(Entries taken from a collection)
· · · · · · ·
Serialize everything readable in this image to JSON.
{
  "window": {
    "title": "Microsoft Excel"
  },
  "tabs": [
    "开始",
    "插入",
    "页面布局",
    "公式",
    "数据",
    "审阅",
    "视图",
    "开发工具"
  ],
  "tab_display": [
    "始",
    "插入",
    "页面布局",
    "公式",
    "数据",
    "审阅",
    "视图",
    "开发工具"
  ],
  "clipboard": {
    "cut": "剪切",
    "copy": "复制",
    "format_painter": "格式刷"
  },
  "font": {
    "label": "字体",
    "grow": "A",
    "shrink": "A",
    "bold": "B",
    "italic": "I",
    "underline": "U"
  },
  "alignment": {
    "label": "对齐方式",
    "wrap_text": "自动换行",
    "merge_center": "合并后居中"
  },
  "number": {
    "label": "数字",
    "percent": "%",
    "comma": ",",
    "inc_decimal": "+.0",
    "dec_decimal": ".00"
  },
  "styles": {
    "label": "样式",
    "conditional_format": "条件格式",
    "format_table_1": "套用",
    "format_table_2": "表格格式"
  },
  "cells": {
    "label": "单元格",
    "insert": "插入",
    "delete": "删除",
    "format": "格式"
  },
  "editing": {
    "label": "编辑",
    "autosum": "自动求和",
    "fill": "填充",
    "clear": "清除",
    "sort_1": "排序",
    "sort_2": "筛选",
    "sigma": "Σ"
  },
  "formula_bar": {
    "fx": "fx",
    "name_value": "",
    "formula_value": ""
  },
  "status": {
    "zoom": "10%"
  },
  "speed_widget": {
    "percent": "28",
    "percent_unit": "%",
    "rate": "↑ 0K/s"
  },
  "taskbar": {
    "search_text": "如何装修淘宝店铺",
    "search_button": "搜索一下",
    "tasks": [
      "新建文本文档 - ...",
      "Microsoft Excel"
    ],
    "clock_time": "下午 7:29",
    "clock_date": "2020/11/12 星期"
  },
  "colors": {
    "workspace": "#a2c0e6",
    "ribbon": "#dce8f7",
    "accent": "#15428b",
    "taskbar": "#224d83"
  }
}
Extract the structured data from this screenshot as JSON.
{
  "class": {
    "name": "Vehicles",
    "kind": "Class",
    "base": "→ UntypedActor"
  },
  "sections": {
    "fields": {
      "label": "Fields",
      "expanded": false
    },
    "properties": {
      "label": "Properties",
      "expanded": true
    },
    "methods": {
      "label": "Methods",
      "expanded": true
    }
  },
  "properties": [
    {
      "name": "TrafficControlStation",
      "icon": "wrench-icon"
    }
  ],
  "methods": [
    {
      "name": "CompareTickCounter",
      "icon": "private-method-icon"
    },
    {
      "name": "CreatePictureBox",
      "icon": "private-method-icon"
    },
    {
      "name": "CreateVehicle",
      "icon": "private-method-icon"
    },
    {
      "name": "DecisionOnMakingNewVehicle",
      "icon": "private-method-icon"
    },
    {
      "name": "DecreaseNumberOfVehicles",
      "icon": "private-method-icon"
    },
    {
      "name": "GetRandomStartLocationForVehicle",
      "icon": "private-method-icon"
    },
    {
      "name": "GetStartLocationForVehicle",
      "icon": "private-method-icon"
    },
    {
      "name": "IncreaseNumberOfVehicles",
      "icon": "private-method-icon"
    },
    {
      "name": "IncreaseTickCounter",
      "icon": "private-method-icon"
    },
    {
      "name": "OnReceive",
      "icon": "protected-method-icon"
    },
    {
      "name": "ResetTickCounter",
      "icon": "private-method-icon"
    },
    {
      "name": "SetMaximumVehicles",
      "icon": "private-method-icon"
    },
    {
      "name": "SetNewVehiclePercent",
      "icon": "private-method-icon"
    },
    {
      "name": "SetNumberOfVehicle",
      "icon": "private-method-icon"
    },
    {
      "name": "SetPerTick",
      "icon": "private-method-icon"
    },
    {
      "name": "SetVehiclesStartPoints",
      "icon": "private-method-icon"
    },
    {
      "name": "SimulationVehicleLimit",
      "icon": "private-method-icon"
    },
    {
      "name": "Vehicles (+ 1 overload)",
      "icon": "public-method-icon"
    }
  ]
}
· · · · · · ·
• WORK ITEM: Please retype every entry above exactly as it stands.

• TASK RESULT:
Serialize everything readable in this image to JSON.
{
  "window": {
    "title": "Microsoft Excel"
  },
  "tabs": [
    "开始",
    "插入",
    "页面布局",
    "公式",
    "数据",
    "审阅",
    "视图",
    "开发工具"
  ],
  "tab_display": [
    "始",
    "插入",
    "页面布局",
    "公式",
    "数据",
    "审阅",
    "视图",
    "开发工具"
  ],
  "clipboard": {
    "cut": "剪切",
    "copy": "复制",
    "format_painter": "格式刷"
  },
  "font": {
    "label": "字体",
    "grow": "A",
    "shrink": "A",
    "bold": "B",
    "italic": "I",
    "underline": "U"
  },
  "alignment": {
    "label": "对齐方式",
    "wrap_text": "自动换行",
    "merge_center": "合并后居中"
  },
  "number": {
    "label": "数字",
    "percent": "%",
    "comma": ",",
    "inc_decimal": "+.0",
    "dec_decimal": ".00"
  },
  "styles": {
    "label": "样式",
    "conditional_format": "条件格式",
    "format_table_1": "套用",
    "format_table_2": "表格格式"
  },
  "cells": {
    "label": "单元格",
    "insert": "插入",
    "delete": "删除",
    "format": "格式"
  },
  "editing": {
    "label": "编辑",
    "autosum": "自动求和",
    "fill": "填充",
    "clear": "清除",
    "sort_1": "排序",
    "sort_2": "筛选",
    "sigma": "Σ"
  },
  "formula_bar": {
    "fx": "fx",
    "name_value": "",
    "formula_value": ""
  },
  "status": {
    "zoom": "10%"
  },
  "speed_widget": {
    "percent": "28",
    "percent_unit": "%",
    "rate": "↑ 0K/s"
  },
  "taskbar": {
    "search_text": "如何装修淘宝店铺",
    "search_button": "搜索一下",
    "tasks": [
      "新建文本文档 - ...",
      "Microsoft Excel"
    ],
    "clock_time": "下午 7:29",
    "clock_date": "2020/11/12 星期"
  },
  "colors": {
    "workspace": "#a2c0e6",
    "ribbon": "#dce8f7",
    "accent": "#15428b",
    "taskbar": "#224d83"
  }
}
Extract the structured data from this screenshot as JSON.
{
  "class": {
    "name": "Vehicles",
    "kind": "Class",
    "base": "→ UntypedActor"
  },
  "sections": {
    "fields": {
      "label": "Fields",
      "expanded": false
    },
    "properties": {
      "label": "Properties",
      "expanded": true
    },
    "methods": {
      "label": "Methods",
      "expanded": true
    }
  },
  "properties": [
    {
      "name": "TrafficControlStation",
      "icon": "wrench-icon"
    }
  ],
  "methods": [
    {
      "name": "CompareTickCounter",
      "icon": "private-method-icon"
    },
    {
      "name": "CreatePictureBox",
      "icon": "private-method-icon"
    },
    {
      "name": "CreateVehicle",
      "icon": "private-method-icon"
    },
    {
      "name": "DecisionOnMakingNewVehicle",
      "icon": "private-method-icon"
    },
    {
      "name": "DecreaseNumberOfVehicles",
      "icon": "private-method-icon"
    },
    {
      "name": "GetRandomStartLocationForVehicle",
      "icon": "private-method-icon"
    },
    {
      "name": "GetStartLocationForVehicle",
      "icon": "private-method-icon"
    },
    {
      "name": "IncreaseNumberOfVehicles",
      "icon": "private-method-icon"
    },
    {
      "name": "IncreaseTickCounter",
      "icon": "private-method-icon"
    },
    {
      "name": "OnReceive",
      "icon": "protected-method-icon"
    },
    {
      "name": "ResetTickCounter",
      "icon": "private-method-icon"
    },
    {
      "name": "SetMaximumVehicles",
      "icon": "private-method-icon"
    },
    {
      "name": "SetNewVehiclePercent",
      "icon": "private-method-icon"
    },
    {
      "name": "SetNumberOfVehicle",
      "icon": "private-method-icon"
    },
    {
      "name": "SetPerTick",
      "icon": "private-method-icon"
    },
    {
      "name": "SetVehiclesStartPoints",
      "icon": "private-method-icon"
    },
    {
      "name": "SimulationVehicleLimit",
      "icon": "private-method-icon"
    },
    {
      "name": "Vehicles (+ 1 overload)",
      "icon": "public-method-icon"
    }
  ]
}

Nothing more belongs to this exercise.